A line counts if it contains the word "text" at least once. State how many such lines the records contain, giving the number alone.

Collected data
=== Section Start ===

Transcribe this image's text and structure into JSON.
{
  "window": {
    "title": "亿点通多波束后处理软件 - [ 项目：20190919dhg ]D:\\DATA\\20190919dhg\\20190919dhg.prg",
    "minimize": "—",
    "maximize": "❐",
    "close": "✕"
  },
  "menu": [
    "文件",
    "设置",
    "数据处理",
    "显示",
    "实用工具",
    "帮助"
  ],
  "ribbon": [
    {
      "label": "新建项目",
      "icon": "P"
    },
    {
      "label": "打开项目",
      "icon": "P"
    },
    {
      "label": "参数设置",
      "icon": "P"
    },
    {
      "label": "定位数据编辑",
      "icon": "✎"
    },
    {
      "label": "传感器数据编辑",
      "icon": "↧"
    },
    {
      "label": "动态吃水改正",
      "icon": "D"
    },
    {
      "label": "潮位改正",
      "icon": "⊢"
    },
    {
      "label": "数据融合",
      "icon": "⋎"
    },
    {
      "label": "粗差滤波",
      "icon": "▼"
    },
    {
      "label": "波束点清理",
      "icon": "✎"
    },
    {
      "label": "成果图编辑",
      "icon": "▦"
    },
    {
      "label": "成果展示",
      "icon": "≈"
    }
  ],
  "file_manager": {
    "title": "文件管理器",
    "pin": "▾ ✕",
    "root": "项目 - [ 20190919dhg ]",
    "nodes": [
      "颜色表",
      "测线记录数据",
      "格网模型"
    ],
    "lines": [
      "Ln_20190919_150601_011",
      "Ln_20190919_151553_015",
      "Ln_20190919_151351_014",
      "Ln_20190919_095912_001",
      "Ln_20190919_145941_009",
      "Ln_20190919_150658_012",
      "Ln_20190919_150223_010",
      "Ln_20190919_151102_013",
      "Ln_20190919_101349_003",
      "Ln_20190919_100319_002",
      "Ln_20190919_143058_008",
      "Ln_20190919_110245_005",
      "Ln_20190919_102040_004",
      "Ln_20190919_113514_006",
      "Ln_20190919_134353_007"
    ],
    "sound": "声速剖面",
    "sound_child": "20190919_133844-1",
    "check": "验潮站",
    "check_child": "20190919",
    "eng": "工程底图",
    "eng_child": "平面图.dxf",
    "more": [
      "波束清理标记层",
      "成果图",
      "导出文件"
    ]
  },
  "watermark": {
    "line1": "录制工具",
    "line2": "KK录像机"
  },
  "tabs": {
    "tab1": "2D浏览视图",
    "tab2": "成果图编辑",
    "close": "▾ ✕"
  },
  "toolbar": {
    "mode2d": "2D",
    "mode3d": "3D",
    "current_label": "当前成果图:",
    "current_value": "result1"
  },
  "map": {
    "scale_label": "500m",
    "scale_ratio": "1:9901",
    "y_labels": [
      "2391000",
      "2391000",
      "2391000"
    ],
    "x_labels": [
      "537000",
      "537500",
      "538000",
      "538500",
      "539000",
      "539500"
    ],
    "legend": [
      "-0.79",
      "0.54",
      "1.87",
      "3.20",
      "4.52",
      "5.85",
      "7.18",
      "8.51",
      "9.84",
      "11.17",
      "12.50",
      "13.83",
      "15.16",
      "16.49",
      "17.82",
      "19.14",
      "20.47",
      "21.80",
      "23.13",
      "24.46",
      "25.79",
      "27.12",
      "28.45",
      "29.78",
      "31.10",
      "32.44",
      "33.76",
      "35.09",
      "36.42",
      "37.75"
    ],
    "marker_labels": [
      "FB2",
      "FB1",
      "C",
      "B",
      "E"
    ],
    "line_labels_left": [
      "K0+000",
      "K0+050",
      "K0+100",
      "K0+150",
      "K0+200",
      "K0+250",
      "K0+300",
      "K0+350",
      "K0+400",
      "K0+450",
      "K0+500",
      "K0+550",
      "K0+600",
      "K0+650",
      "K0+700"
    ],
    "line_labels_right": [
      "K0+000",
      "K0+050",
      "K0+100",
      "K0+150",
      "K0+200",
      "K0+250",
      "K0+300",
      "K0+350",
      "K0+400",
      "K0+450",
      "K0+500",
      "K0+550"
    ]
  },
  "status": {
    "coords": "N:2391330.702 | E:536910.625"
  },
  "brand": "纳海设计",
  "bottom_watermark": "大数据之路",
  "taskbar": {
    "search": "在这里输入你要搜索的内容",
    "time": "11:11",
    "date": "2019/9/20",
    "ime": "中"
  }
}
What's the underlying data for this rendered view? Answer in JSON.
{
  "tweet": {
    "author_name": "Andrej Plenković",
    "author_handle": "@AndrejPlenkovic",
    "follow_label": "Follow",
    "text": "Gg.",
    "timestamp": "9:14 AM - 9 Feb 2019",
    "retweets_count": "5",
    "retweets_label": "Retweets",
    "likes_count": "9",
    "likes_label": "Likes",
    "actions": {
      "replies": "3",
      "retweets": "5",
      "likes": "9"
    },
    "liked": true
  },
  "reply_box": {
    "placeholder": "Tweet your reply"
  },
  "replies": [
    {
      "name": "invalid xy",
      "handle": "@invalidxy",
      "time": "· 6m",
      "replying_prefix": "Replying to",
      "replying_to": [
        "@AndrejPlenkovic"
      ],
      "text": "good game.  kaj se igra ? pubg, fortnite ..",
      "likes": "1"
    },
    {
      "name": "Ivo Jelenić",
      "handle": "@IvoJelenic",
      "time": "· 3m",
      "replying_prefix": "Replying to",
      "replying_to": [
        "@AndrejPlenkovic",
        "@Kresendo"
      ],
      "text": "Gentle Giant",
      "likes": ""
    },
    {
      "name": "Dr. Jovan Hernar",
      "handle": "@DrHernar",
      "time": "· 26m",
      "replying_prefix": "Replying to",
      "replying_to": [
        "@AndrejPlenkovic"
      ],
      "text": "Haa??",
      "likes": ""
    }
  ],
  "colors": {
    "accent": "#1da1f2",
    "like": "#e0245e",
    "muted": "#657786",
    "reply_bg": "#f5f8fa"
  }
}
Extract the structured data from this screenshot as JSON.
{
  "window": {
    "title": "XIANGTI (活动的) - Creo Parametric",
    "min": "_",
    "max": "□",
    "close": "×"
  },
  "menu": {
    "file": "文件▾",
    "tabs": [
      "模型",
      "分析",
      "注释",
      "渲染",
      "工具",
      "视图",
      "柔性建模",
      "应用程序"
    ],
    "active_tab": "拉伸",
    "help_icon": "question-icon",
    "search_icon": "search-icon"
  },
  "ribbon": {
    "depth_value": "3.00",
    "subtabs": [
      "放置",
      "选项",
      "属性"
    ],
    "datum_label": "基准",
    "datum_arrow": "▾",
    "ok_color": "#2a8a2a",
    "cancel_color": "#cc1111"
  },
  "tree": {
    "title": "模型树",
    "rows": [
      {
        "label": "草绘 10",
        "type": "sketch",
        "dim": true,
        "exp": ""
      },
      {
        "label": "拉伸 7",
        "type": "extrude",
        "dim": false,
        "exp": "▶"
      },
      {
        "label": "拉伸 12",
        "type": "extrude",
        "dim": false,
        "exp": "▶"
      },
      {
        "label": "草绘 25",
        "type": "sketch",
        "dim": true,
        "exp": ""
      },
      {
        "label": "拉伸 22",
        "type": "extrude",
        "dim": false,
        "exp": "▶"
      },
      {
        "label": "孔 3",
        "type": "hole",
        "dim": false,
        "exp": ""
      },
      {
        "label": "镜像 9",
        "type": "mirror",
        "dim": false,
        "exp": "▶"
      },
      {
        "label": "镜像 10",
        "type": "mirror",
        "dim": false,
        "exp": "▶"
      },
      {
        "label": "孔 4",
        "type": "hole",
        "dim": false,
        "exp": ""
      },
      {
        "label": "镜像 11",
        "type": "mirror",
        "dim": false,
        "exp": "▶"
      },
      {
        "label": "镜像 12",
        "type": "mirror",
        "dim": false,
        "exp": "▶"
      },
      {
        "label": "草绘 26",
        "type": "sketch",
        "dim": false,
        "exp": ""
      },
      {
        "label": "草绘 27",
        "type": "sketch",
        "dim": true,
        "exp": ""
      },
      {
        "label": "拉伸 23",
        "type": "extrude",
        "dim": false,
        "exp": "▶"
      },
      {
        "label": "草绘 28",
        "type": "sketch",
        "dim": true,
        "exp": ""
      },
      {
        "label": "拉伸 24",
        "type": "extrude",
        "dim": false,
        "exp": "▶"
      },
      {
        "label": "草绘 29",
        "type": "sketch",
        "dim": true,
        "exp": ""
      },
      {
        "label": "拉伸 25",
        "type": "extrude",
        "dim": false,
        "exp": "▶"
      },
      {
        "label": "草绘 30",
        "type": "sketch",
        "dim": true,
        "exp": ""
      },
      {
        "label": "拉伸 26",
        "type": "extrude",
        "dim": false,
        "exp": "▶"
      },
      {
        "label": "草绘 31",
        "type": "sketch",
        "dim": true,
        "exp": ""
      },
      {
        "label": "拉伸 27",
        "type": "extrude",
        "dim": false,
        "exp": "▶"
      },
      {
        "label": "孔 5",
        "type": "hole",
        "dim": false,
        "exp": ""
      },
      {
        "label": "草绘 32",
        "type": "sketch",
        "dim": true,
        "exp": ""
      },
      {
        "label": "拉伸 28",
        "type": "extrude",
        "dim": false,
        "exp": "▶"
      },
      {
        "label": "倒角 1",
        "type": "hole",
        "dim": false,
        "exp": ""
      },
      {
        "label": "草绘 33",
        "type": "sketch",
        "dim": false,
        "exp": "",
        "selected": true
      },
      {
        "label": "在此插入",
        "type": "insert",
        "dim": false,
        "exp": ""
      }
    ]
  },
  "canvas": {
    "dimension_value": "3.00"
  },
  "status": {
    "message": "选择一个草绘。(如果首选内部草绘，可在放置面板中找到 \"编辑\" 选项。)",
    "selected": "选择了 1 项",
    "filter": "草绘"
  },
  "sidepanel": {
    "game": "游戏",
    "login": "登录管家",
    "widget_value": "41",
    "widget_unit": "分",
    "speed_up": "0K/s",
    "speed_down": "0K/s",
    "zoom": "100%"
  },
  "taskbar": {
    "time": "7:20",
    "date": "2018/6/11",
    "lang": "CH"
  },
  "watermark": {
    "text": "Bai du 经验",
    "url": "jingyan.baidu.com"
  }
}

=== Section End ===

• EXERCISE SOLUTION: 6